WORK TASK
Would you please return every line from the listing that contains the word "time"?

▼

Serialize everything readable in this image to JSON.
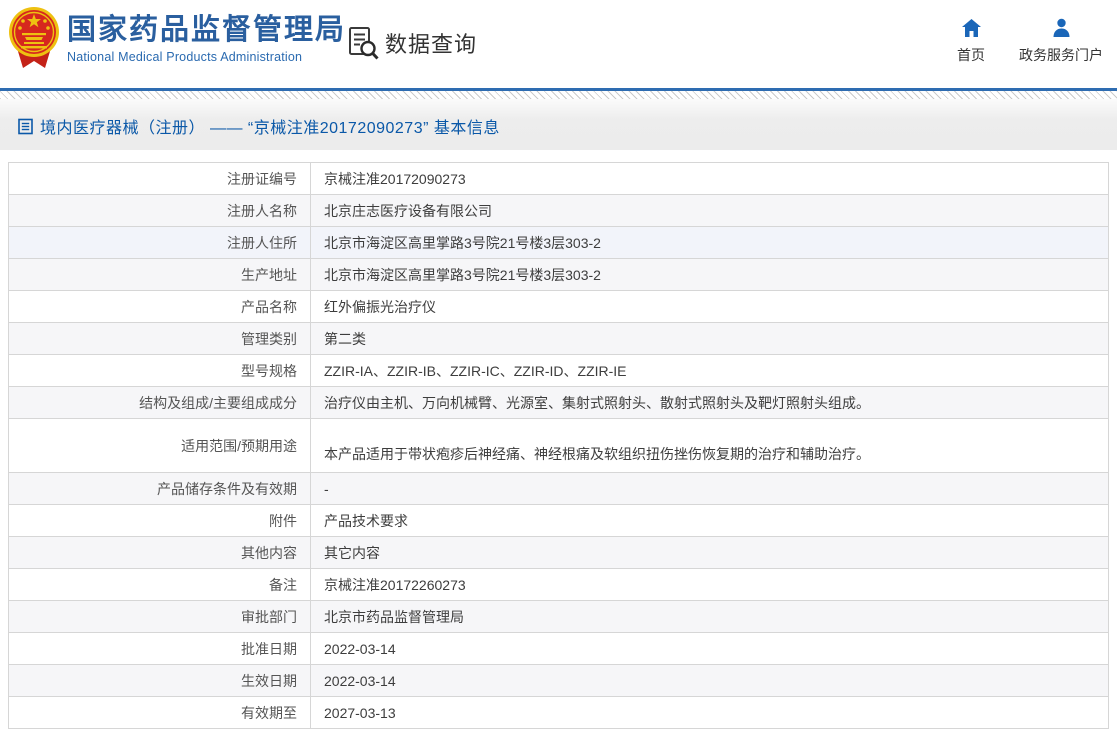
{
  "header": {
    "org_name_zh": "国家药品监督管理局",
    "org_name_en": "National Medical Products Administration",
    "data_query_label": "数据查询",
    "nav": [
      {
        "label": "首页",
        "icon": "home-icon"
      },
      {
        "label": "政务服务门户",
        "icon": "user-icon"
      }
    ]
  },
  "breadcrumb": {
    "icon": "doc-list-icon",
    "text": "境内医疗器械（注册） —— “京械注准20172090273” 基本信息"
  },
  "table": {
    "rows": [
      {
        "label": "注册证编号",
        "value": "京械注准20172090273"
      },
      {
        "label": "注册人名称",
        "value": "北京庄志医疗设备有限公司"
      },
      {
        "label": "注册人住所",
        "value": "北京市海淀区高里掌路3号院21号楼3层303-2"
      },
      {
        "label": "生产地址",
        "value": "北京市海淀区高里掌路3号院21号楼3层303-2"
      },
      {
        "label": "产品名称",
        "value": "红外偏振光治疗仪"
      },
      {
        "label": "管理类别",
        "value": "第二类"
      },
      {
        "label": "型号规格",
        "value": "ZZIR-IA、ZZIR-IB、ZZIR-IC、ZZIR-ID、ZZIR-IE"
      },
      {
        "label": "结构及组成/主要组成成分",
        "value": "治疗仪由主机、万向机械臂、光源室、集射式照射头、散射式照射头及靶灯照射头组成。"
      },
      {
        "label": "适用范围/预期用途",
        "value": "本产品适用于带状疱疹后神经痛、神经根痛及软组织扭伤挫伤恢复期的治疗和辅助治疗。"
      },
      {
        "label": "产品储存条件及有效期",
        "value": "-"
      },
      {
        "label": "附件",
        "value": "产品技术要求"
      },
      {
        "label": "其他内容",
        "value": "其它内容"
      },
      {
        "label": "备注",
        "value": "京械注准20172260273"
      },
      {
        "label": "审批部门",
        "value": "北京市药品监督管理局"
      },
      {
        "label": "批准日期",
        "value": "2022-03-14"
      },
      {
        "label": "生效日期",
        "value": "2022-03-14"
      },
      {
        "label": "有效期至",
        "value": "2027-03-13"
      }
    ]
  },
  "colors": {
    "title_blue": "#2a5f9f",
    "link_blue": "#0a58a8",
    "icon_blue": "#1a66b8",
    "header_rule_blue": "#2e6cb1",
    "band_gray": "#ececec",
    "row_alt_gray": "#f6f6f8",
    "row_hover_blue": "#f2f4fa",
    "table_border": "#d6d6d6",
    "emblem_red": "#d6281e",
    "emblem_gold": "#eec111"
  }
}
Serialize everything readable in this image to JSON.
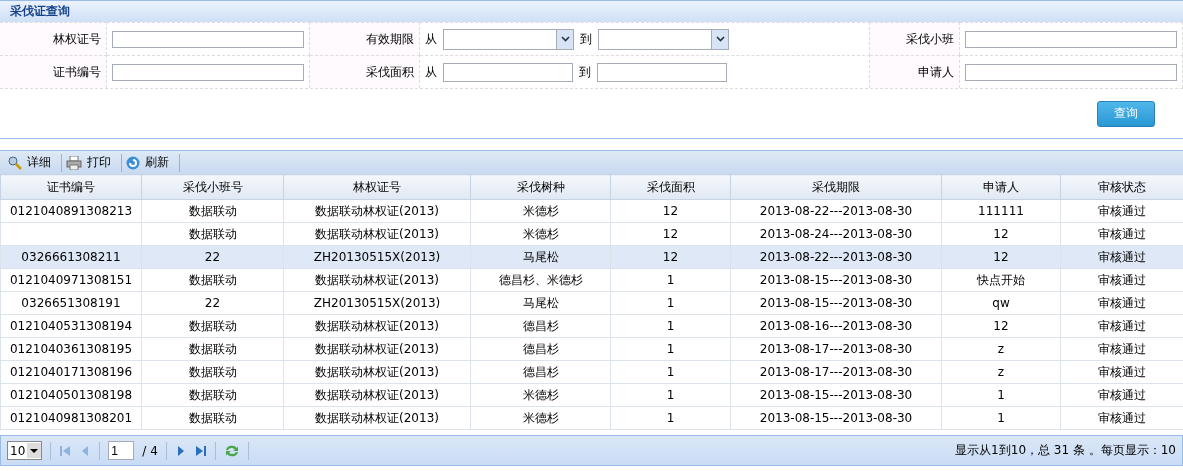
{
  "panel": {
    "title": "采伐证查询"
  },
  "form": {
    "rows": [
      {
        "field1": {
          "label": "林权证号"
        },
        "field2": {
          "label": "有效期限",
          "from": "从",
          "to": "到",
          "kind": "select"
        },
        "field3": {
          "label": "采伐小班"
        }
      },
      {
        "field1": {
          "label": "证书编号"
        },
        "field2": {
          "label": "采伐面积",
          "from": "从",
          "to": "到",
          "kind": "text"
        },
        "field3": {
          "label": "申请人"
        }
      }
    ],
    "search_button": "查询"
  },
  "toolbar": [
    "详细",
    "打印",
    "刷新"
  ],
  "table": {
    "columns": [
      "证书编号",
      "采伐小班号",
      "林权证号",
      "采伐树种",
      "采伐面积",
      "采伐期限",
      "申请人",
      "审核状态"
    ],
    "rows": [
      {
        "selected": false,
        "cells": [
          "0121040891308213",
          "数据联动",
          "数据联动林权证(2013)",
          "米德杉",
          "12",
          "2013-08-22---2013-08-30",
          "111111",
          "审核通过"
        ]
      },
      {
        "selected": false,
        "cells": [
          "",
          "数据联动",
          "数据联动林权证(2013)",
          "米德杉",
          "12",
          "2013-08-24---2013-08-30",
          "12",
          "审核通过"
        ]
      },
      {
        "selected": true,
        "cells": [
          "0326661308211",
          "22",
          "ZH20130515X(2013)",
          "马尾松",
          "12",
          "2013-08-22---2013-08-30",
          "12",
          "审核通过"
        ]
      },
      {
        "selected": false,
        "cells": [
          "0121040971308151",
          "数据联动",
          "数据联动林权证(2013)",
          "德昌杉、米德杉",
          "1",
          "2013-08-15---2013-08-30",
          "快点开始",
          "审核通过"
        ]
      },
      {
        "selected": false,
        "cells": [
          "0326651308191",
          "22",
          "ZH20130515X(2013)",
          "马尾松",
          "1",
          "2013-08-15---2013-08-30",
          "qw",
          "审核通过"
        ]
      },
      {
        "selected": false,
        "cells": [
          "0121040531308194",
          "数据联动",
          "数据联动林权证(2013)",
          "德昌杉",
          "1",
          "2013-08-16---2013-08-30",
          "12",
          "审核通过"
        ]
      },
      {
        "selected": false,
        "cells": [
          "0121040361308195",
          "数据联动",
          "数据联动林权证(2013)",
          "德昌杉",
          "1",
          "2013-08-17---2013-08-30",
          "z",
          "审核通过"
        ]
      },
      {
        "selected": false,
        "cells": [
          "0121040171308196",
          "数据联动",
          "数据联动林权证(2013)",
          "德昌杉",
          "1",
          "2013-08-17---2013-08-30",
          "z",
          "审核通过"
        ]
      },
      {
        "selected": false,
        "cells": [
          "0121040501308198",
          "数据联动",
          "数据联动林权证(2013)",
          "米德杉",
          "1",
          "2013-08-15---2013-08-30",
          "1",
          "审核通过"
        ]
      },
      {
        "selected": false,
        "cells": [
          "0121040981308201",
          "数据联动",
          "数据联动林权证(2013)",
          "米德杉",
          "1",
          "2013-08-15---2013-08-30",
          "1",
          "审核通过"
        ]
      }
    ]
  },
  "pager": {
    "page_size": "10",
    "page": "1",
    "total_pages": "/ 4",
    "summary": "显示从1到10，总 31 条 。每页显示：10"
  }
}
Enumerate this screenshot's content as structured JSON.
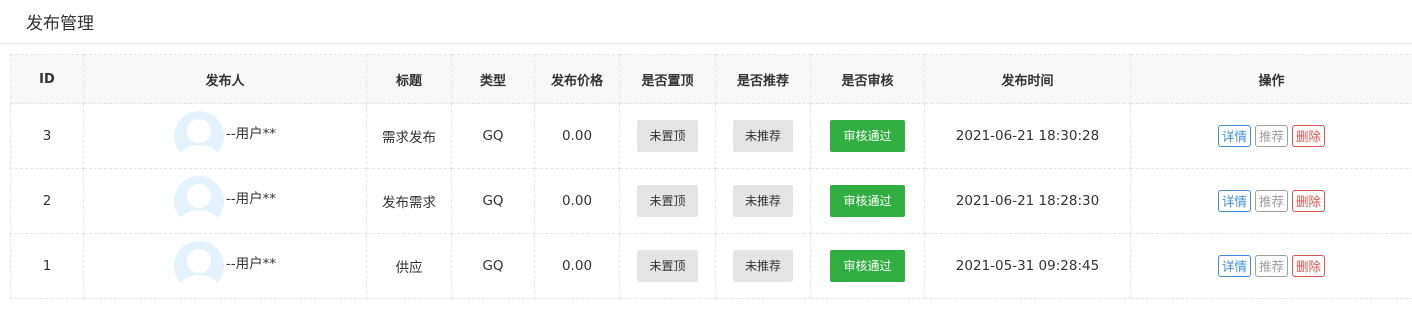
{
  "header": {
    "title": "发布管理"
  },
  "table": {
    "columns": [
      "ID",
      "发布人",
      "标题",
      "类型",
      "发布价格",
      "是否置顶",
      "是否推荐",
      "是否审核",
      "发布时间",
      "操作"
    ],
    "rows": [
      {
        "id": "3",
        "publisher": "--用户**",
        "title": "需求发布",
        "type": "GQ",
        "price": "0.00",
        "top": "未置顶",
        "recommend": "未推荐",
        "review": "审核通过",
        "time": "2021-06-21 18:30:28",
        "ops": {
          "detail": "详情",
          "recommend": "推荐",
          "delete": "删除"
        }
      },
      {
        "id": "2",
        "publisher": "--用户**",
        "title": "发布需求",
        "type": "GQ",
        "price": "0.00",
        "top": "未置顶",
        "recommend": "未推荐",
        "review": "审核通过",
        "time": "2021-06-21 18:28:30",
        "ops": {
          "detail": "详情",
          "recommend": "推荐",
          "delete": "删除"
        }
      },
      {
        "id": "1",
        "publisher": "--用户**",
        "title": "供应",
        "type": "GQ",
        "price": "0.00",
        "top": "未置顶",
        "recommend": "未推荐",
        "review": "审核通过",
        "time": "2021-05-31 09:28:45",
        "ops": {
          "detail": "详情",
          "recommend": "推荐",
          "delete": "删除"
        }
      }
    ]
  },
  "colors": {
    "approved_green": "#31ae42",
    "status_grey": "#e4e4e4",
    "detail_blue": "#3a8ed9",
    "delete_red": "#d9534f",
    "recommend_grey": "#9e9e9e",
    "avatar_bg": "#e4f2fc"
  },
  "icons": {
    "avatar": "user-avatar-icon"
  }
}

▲

SOLUTION TO THE PROBLEM
        "time": "2021-06-21 18:30:28",
        "time": "2021-06-21 18:28:30",
        "time": "2021-05-31 09:28:45",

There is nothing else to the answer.